[Dataset rows describing interfaces]
= Beginning of Section =

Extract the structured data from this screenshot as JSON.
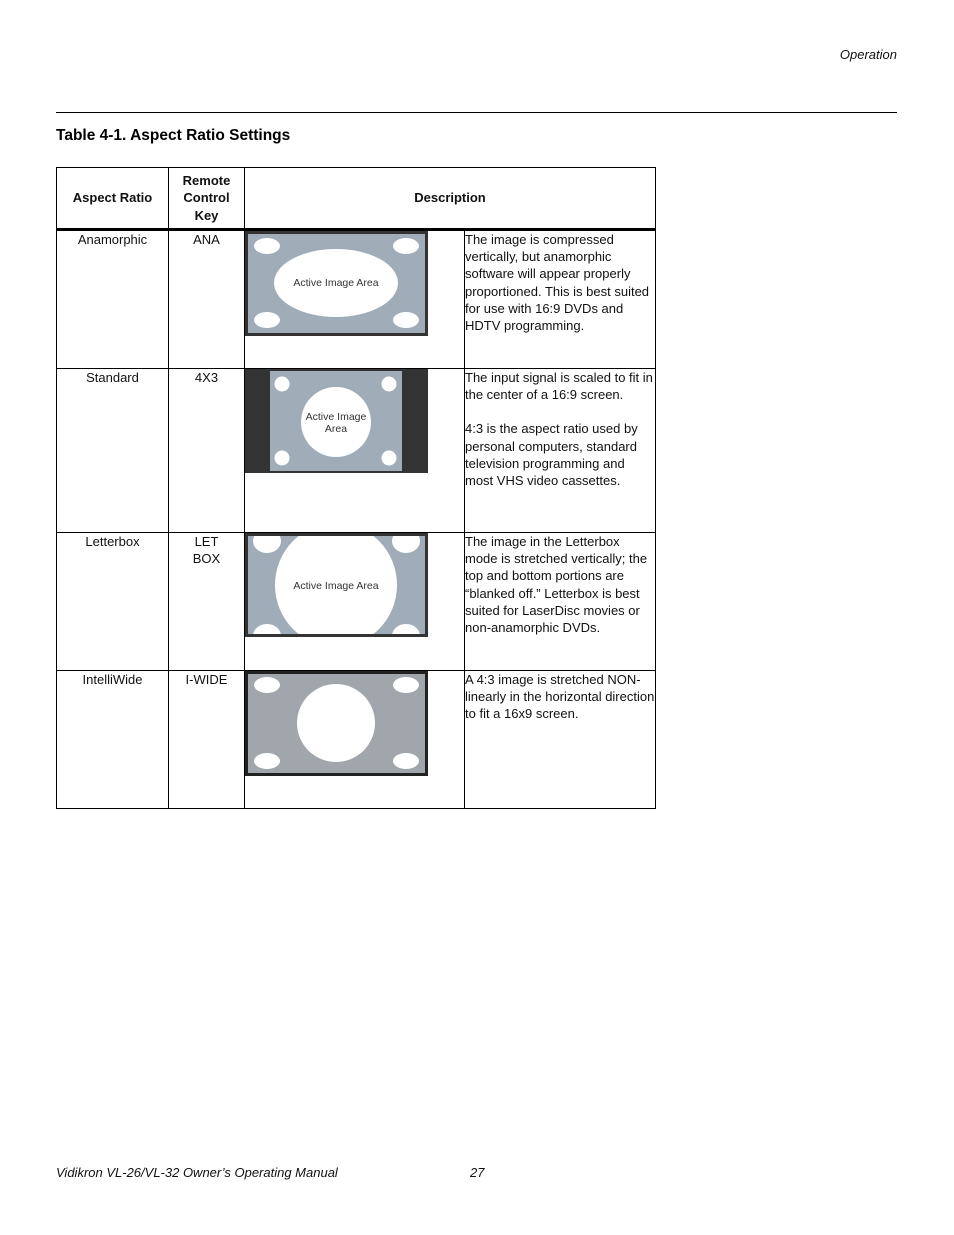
{
  "header": {
    "section": "Operation"
  },
  "table": {
    "title": "Table 4-1. Aspect Ratio Settings",
    "columns": {
      "aspect_ratio": "Aspect Ratio",
      "remote_key": "Remote Control Key",
      "description": "Description"
    },
    "rows": [
      {
        "name": "Anamorphic",
        "key": "ANA",
        "diagram_label": "Active Image Area",
        "description": [
          "The image is compressed vertically, but anamorphic software will appear properly proportioned. This is best suited for use with 16:9 DVDs and HDTV programming."
        ]
      },
      {
        "name": "Standard",
        "key": "4X3",
        "diagram_label_line1": "Active Image",
        "diagram_label_line2": "Area",
        "description": [
          "The input signal is scaled to fit in the center of a 16:9 screen.",
          "4:3 is the aspect ratio used by personal computers, standard television programming and most VHS video cassettes."
        ]
      },
      {
        "name": "Letterbox",
        "key": "LET\nBOX",
        "diagram_label": "Active Image Area",
        "description": [
          "The image in the Letterbox mode is stretched vertically; the top and bottom portions are “blanked off.” Letterbox is best suited for LaserDisc movies or non-anamorphic DVDs."
        ]
      },
      {
        "name": "IntelliWide",
        "key": "I-WIDE",
        "description": [
          "A 4:3 image is stretched NON-linearly in the horizontal direction to fit a 16x9 screen."
        ]
      }
    ]
  },
  "colors": {
    "screen_blue_gray": "#a0adb9",
    "screen_gray": "#a1a6ac",
    "frame_dark": "#333333",
    "active_area": "#ffffff"
  },
  "footer": {
    "manual_title": "Vidikron VL-26/VL-32 Owner’s Operating Manual",
    "page_number": "27"
  }
}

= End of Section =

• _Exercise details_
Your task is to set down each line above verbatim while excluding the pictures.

• _Exercise answer_
Extract the structured data from this screenshot as JSON.
{
  "header": {
    "section": "Operation"
  },
  "table": {
    "title": "Table 4-1. Aspect Ratio Settings",
    "columns": {
      "aspect_ratio": "Aspect Ratio",
      "remote_key": "Remote Control Key",
      "description": "Description"
    },
    "rows": [
      {
        "name": "Anamorphic",
        "key": "ANA",
        "diagram_label": "Active Image Area",
        "description": [
          "The image is compressed vertically, but anamorphic software will appear properly proportioned. This is best suited for use with 16:9 DVDs and HDTV programming."
        ]
      },
      {
        "name": "Standard",
        "key": "4X3",
        "diagram_label_line1": "Active Image",
        "diagram_label_line2": "Area",
        "description": [
          "The input signal is scaled to fit in the center of a 16:9 screen.",
          "4:3 is the aspect ratio used by personal computers, standard television programming and most VHS video cassettes."
        ]
      },
      {
        "name": "Letterbox",
        "key": "LET\nBOX",
        "diagram_label": "Active Image Area",
        "description": [
          "The image in the Letterbox mode is stretched vertically; the top and bottom portions are “blanked off.” Letterbox is best suited for LaserDisc movies or non-anamorphic DVDs."
        ]
      },
      {
        "name": "IntelliWide",
        "key": "I-WIDE",
        "description": [
          "A 4:3 image is stretched NON-linearly in the horizontal direction to fit a 16x9 screen."
        ]
      }
    ]
  },
  "colors": {
    "screen_blue_gray": "#a0adb9",
    "screen_gray": "#a1a6ac",
    "frame_dark": "#333333",
    "active_area": "#ffffff"
  },
  "footer": {
    "manual_title": "Vidikron VL-26/VL-32 Owner’s Operating Manual",
    "page_number": "27"
  }
}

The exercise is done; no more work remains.